The second meet of the Aero club will be held today and tomorrow at the Los Angeles Motordrome flying field, on the Playa del Rey line of the Los Angeles-Pacific. Several Southern California aeroplanes, which have flown successfully in private trials, will make their first public appearance. Entries in the meet, which number seventeen all told, have been confined to California machines. Six of these have already left the ground, and one, operated by D. F. Roehrig of San Diego, has made a flight of four and one half miles. The program will be opened at 2:30 o'clock this afternoon and will be continued as late as the croud wishes to stay. A popular admission fee of 50 cents has been fixed, and the bulk of the gate receipts will be divided among the contestants, as the meet is designed purely to stimulate advancement of aviation in Southern California.

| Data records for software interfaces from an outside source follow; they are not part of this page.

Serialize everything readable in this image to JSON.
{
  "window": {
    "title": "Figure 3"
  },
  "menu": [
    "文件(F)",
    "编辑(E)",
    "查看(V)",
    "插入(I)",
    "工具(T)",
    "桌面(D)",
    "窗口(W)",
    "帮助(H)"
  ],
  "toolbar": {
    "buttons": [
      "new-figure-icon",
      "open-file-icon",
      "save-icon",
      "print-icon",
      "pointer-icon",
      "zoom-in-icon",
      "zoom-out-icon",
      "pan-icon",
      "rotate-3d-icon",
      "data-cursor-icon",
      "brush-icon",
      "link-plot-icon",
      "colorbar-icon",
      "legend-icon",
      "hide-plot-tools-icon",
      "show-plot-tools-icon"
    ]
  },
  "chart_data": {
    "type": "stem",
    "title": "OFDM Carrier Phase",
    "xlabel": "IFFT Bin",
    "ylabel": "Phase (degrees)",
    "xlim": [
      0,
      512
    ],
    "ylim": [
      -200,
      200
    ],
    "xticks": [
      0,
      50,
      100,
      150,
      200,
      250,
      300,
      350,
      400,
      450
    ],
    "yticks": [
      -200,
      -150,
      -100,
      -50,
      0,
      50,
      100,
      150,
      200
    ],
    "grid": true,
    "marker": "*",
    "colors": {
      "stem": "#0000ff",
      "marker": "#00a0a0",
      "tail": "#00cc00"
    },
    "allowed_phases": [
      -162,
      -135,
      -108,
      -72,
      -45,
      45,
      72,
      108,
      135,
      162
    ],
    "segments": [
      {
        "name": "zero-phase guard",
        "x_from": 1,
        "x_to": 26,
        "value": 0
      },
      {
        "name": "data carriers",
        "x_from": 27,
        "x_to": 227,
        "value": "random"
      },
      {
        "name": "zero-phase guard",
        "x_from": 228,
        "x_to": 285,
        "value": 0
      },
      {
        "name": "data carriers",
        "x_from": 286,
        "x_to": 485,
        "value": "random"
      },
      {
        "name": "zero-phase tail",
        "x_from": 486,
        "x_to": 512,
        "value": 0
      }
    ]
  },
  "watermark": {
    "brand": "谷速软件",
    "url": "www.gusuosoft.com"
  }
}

Biplanes predominate among the entries, although there is a good representation of monoplanes. Engines installed in the aeroplanes vary in power from fifteen to ninety horsepower. Twelve entries of gliders and kites have been made by the Junior Aero club of California. Hopes of the San Diego members of the Aero club of California center in K. F. Roehrig and Charles F. Walsh, two aviators whose machines have demonstrated their flying possibilities. Walsh expects to take the trophy offered for the highest flight, while Roehrig is confident that he can win the endurance prizes. George Duesler, J.J. Slavin, H. LaV. Twining and several other Los Angeles members of the club are confident of their ability to defend local honors against the outside membership. In addition to the San Diego contingent, entries have been made by members of the club from Santa Ana, Willowbrook and Venice. F. M. Stiles, who had planned to fly to the Motordrome from Willowbrook, was unable to do so because of inability to get his engine to work satisfactorily.
Los Angeles (California) Herald, October 22, 1910.